At the front of the soy sauce storehouse, you will first notice cedar barrels containing soy sauce that is over 100 years of age. Soy sauce is prepared and completed through over a year of the resting period.

History of Soy Sauce

Kishu Yuasa is a birthplace of soy sauce. It has been said that the roots of soy sauce go back to Kamakura era (approximately in 1254). Hottoenmyokushi, the founder of Kokokuji ZenTemple located at Kishu Yura brought back the manufacturing method of Kinzanji miso (Kaizanji miso) from Kaizanji Temple in an ancient China.

Back then, Yuasa had ample supply of natural and clean water, thus Kinzanji miso production flourished. Soy sauce was produced by refining supernatant liquid (called Tamari), which is nutrient-rich liquid naturally created in the process of Kinzanji miso preparation.

Japanese Cedar Barrels
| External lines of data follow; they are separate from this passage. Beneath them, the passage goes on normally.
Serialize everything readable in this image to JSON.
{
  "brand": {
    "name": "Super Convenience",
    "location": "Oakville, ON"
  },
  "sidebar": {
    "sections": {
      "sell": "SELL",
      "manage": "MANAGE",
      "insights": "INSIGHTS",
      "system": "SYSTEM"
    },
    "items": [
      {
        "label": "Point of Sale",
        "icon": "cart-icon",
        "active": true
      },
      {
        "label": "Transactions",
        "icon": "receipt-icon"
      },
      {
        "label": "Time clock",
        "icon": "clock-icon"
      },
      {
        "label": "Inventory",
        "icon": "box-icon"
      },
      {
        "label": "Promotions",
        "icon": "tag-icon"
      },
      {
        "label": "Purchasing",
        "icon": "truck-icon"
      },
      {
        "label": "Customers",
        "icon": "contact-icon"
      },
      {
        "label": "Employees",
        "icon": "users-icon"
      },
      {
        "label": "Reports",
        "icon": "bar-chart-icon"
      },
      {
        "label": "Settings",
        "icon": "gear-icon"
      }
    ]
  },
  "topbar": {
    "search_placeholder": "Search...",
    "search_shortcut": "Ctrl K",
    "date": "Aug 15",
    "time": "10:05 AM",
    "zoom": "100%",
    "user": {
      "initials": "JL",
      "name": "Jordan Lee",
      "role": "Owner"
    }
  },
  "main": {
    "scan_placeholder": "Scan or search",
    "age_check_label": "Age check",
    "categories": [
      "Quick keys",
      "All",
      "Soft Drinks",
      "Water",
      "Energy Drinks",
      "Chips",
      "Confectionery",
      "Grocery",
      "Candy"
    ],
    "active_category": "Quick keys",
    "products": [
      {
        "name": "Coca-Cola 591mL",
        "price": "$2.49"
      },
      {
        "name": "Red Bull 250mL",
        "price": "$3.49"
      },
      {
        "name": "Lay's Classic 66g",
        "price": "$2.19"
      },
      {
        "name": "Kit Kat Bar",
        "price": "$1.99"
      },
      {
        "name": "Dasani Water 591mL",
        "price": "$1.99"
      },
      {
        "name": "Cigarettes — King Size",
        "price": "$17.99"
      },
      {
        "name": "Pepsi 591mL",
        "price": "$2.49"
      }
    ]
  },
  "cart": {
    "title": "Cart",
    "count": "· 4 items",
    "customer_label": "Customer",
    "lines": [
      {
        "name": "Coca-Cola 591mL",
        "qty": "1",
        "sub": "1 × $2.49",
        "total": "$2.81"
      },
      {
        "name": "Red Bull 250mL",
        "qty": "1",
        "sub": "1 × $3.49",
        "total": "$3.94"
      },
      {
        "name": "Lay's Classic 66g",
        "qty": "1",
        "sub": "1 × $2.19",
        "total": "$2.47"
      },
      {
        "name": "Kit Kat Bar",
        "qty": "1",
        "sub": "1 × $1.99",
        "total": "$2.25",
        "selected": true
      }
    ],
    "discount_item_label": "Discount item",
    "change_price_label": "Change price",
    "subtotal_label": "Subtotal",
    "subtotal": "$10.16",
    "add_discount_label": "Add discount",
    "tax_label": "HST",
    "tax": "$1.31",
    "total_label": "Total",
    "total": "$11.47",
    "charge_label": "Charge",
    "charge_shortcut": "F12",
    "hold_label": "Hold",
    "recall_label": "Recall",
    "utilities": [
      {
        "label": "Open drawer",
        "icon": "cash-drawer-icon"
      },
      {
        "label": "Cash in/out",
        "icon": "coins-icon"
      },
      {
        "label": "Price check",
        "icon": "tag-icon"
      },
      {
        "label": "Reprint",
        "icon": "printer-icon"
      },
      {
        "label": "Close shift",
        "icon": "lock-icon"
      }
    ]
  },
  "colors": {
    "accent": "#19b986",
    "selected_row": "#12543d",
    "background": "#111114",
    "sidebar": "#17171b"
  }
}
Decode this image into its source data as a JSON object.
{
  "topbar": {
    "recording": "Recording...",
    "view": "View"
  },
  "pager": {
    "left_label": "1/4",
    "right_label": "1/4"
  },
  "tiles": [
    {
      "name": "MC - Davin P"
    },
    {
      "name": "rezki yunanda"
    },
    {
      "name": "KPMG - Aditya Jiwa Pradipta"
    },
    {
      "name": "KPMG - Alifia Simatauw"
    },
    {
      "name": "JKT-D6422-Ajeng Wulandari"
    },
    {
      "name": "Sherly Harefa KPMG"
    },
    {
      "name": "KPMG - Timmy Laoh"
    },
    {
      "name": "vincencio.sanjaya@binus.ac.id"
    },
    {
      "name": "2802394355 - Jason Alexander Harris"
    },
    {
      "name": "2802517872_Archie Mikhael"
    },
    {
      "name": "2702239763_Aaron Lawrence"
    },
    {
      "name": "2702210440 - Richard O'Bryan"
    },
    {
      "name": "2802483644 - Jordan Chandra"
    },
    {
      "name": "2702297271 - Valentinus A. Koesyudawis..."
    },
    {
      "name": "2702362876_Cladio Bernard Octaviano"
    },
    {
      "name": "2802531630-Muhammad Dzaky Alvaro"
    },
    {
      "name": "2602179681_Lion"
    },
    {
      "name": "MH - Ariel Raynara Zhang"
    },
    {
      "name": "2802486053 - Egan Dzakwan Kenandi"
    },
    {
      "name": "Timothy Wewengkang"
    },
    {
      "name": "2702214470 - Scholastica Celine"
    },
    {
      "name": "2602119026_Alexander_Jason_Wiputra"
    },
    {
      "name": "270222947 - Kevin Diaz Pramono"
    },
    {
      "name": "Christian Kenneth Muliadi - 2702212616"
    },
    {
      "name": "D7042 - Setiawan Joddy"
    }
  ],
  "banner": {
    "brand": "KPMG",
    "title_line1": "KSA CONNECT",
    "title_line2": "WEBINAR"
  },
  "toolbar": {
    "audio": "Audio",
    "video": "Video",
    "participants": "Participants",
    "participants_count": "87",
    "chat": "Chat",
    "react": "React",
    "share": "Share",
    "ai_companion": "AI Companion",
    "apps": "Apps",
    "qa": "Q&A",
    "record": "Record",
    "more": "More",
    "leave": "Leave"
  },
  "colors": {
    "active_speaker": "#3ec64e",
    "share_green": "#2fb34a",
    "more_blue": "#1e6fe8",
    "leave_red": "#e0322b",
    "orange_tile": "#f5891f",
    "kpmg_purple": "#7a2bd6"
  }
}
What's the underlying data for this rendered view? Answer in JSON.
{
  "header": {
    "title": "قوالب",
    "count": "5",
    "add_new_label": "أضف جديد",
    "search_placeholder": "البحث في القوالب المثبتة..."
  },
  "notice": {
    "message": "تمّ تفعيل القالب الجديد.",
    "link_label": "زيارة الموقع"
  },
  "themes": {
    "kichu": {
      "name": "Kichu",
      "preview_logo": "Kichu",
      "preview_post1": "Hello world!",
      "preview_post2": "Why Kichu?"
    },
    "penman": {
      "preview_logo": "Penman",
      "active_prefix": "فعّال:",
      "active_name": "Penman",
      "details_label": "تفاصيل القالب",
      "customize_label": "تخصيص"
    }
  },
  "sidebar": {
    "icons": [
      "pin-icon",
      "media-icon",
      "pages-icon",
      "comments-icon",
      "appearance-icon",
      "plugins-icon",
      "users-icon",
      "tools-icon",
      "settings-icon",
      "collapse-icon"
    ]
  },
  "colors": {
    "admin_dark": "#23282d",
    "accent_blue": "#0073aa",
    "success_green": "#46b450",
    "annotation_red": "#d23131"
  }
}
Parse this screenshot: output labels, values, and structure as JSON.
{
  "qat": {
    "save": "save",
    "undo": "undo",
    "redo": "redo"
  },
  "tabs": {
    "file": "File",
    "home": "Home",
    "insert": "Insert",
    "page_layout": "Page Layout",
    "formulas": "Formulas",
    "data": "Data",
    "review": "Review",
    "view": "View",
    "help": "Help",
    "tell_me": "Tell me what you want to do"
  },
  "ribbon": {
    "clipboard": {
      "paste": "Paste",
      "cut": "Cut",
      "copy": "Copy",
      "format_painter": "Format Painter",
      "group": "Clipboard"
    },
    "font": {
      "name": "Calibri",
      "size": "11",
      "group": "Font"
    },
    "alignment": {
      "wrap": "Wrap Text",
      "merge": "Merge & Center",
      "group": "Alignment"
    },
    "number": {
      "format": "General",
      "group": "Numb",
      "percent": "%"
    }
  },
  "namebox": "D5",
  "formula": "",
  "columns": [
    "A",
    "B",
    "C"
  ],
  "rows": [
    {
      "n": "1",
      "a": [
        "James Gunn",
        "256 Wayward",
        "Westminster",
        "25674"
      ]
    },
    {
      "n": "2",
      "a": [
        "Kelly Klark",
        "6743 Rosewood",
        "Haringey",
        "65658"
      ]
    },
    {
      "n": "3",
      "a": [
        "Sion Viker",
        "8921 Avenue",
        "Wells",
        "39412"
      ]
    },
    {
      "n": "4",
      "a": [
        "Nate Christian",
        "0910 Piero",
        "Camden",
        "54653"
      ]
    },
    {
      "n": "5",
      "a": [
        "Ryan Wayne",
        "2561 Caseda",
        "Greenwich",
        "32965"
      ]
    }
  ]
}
Japanese soy sauce barrels are made of Yoshino cedar trees, and some of those trees are 80 to 130 years old. Each barrel contains roughly 6 tons of liquid (33 koku, 1 koku is approximately 180.39 liters, 6.37 cub. ft.), and 3000 of 1-sho bottles (1.8-liter sake bottle) of soy sauce is prepared. Since a few craftsmen who are skilled to produce these barrels exist in Japan, many of the soy sauce breweries use enameled tanks today. However, Yuasa soy sauce brewery still uses the old-fashioned cedar barrels to manufacture soy sauce.
→(4)Soy sauce compression process